In the world of vessel ownership, a ‘Preferred Ship Mortgage’ is one the most popular ways to finance the purchase of a boat. This is typically the kind of mortgage that is approved for vessels that measure more than 26 feet in length, as for any boats smaller than that, the title and notation of security interest recorded on the title is usually enough to protect the lender. As one might imagine, the notion of a preferred mortgage can be quite complicated if you aren’t an expert, so keep reading for some guidelines for how this financial arrangement works in general.
What Does A Mortgage Form Contain?
The most important parts of a mortgage form claim will be the signature of the vessel owners (or made on their behalf), along with the addresses of the mortgagee and mortgagor. Something important to note is that the mortgage needs to cover the entire vessel, not just a specific part of it when it is in a particular location or doing a particular job. The vessel needs to be identified by name, hull number, and official number, and the vessel will not be accepted for a mortgage unless it has a valid certificate of documentation.

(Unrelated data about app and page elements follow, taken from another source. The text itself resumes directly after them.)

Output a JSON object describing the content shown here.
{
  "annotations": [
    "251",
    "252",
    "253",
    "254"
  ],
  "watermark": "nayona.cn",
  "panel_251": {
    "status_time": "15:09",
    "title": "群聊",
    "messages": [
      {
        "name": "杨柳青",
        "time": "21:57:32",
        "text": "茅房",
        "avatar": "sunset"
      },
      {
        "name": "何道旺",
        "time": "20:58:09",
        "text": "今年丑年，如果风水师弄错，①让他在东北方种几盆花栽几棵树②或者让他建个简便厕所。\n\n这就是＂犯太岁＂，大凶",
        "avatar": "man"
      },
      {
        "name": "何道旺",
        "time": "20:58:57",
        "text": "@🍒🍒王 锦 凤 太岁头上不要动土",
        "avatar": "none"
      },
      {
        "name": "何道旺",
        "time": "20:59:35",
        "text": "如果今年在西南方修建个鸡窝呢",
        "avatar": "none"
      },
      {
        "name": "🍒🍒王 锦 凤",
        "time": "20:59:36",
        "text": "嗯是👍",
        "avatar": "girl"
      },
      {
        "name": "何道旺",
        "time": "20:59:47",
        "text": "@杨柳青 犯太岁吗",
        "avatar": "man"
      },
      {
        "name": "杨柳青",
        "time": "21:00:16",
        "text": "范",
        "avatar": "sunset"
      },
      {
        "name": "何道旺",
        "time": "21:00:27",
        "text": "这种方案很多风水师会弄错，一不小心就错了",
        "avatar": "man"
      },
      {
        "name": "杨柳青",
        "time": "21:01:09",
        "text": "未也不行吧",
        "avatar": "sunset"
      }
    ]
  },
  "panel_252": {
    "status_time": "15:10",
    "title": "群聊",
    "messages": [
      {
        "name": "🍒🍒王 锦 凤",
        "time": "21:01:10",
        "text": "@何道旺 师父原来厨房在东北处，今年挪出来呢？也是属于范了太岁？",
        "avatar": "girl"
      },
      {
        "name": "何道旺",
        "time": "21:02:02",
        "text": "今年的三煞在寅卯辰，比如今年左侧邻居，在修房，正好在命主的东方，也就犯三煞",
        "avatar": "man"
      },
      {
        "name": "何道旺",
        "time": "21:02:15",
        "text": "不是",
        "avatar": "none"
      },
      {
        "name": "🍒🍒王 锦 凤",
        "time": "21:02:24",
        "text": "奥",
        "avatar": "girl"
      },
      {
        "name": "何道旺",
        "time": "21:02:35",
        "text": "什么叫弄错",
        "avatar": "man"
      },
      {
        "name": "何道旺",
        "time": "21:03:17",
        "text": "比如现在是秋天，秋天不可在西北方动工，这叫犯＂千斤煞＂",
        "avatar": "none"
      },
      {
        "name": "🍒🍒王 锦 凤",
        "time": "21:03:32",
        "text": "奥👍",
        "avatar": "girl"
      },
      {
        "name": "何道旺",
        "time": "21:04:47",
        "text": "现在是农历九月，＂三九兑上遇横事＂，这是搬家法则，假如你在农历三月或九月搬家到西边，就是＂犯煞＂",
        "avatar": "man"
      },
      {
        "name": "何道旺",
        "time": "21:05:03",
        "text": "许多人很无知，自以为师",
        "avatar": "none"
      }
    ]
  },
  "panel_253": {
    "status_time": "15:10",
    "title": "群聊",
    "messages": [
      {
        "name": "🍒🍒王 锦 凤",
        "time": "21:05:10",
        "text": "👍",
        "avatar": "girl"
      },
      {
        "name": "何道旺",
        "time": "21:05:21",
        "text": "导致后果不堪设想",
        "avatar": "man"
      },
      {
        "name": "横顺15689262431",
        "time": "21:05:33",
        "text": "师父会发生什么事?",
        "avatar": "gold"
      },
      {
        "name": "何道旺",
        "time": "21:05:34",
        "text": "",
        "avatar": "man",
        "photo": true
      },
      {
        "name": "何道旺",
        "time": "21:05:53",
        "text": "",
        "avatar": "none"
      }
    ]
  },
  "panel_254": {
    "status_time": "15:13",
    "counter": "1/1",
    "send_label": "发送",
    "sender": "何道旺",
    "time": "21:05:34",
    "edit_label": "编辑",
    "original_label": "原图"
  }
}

Certificate of Documentation
Getting a boat loan isn’t something that you want to wait around for, so it can be a good idea to expedite the process quickly if you can. Something that you can do to make sure that you are always on top of this situation is to choose a renewal advanced payment option to keep the Certificate of Documentation up to date with your mortgage. This option can be used to renew your documentation for up to five years in the future. It gives you peace of mind and is one less thing to worry about regarding your boat ownership experience.
Ship Mortgage History
The United States Code preferred mortgage is one that is recorded against a boat that has been documented with the USCG. It dates back to the Ship’s Mortgage Act of 1920, so this process and legislation are more than 100 years old at this point! There is a reason why the word ‘preferred’ is front and center, and that is because they are the first lien preferred in the event that the liens need to be claimed. The only exception to this will be preferred maritime liens.
Put in the simplest terms, a boat is a form of collateral that can be used as security for a mortgage to buy a said boat. You cannot get a Coast Guard-preferred mortgage unless the boat is fully documented with the Coast Guard.
In other words, a preferred mortgage gives a banker, financier, or lender of a vessel the detailed status regarding a vessel.
If you want to find out even more information about the details of applying for a Coast guard preferred mortgage, you’ll find the paperwork online at the site along with additional information. For specific questions, contact a member of the experienced team and they will be more than happy to provide the answers that you are looking for. We look forward to being able to help!